Where do traditions take root? Primarily they get embeded during our youth. What others teach us as being important. Providing a script for us to follow making whatever the tradition very recognizable to those that have experienced it before.
Opening Christmas gifts always after our Christmas meal. Going to the beach every summer for July 4th. Baking chocolate chip cookies to take to Aunt Martha’s for Thanksgiving where she always hosts us with a great meal. Always, celebrating Christmas eve at our mother-in-law’s because it was her birthday.
In many ways, traditions make happenings easier. They require less thought. Especially once you know the script. They become almost automatic in our lives.
But why almost? Tradition does have its enemies that try to degrade and pull apart what once was so sacred. Time and convenience are its primary combatants.
In our rushed life, saving time becomes more sacred. We are too busy to bake the cookies. It takes a day in half before Easter to buy a lamb, baste it prior to barbecuing, prepare it on a spit so that it does not move, and storing it prior to the day of celebration. Who has the time? It’s easier to buy fried chicken for our guests.
Convenience has trained us to expect immediate gratification for little effort. We could easily Skype or Facetime Aunt Martha to wish her a Happy Thanksgiving because we did not have the time to make her chocolate chip cookies that she truly enjoys. It frees us from going to her house for dinner this year.
Be careful before you take these shortcuts. The enemies of tradition get excited when you do. What slowly gets lost when you do this, is the meaning and feelings we get when acting out the script of tradition we were handed.
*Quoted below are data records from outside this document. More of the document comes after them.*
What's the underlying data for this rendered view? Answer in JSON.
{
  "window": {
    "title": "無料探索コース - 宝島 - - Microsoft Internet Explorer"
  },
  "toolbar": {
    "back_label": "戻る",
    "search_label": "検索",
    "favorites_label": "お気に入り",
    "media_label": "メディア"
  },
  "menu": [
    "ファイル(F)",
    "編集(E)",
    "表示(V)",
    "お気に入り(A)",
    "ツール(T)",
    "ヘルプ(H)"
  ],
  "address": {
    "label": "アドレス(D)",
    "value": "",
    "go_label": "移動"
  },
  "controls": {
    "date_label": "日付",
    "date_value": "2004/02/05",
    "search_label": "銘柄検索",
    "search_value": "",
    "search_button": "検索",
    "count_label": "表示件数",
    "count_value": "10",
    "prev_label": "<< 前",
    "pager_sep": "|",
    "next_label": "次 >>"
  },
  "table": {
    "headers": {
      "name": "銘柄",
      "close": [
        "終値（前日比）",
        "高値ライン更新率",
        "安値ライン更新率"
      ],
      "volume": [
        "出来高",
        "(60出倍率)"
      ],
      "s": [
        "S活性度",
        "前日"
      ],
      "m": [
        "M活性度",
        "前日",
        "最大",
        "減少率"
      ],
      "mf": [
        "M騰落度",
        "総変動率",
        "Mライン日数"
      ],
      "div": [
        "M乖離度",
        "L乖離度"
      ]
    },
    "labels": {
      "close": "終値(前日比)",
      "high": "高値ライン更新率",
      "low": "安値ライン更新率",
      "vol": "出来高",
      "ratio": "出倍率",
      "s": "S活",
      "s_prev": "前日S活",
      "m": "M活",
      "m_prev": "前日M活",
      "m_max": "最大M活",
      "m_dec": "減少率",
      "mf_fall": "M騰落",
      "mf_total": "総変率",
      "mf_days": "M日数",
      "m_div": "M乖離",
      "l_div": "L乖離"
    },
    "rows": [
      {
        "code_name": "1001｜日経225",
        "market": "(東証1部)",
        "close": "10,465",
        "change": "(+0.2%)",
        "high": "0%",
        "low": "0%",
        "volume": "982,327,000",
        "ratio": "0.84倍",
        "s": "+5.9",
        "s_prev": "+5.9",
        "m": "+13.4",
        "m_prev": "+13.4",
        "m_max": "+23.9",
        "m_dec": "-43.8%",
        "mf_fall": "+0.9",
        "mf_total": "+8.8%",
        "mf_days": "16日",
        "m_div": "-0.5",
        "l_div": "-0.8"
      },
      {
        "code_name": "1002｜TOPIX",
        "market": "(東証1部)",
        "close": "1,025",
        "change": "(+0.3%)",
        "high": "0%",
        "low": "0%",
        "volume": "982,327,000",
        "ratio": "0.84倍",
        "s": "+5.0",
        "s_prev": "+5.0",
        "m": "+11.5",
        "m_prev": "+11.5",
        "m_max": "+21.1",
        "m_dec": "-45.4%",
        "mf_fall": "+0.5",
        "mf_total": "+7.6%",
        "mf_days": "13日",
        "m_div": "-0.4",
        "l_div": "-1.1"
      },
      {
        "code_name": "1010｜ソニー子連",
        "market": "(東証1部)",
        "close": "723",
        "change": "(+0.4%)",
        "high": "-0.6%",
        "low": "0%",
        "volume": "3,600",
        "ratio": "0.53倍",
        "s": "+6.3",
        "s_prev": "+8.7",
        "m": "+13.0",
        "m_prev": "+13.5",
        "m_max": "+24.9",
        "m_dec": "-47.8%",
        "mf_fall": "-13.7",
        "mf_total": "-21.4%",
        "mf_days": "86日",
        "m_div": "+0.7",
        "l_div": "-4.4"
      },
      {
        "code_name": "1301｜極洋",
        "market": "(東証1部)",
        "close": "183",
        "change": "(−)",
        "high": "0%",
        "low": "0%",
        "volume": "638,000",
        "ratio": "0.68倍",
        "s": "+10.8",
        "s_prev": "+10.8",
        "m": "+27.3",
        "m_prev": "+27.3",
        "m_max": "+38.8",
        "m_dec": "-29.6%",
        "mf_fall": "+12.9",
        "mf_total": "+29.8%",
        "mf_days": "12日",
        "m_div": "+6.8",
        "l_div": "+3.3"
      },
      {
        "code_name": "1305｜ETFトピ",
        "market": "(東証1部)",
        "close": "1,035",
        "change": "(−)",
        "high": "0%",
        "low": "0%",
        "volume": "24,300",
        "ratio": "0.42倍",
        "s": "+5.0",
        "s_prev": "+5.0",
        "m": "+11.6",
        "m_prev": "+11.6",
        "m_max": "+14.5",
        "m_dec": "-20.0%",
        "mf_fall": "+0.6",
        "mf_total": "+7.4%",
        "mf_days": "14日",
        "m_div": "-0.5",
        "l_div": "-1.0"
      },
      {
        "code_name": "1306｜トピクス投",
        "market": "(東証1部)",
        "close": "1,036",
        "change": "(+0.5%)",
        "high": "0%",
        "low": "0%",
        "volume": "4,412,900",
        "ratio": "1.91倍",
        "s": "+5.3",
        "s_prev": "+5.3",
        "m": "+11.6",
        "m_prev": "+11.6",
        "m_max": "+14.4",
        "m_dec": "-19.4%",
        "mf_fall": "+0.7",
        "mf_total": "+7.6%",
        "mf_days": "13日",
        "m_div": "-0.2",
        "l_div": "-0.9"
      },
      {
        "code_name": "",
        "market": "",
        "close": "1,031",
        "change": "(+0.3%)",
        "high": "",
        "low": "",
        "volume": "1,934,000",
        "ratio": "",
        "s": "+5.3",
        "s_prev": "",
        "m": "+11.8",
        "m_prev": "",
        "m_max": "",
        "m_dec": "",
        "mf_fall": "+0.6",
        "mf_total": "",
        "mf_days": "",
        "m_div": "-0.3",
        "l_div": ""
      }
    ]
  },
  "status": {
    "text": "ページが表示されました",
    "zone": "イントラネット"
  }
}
Remembering that the responsibility of teaching tradition to our youth primarily rests on us as adults. The young conveniently get blamed for abandoning tradition without us ever looking in the mirror to reflect and understand that we ourselves, became the enemy of tradition, by what we chose not to do any longer.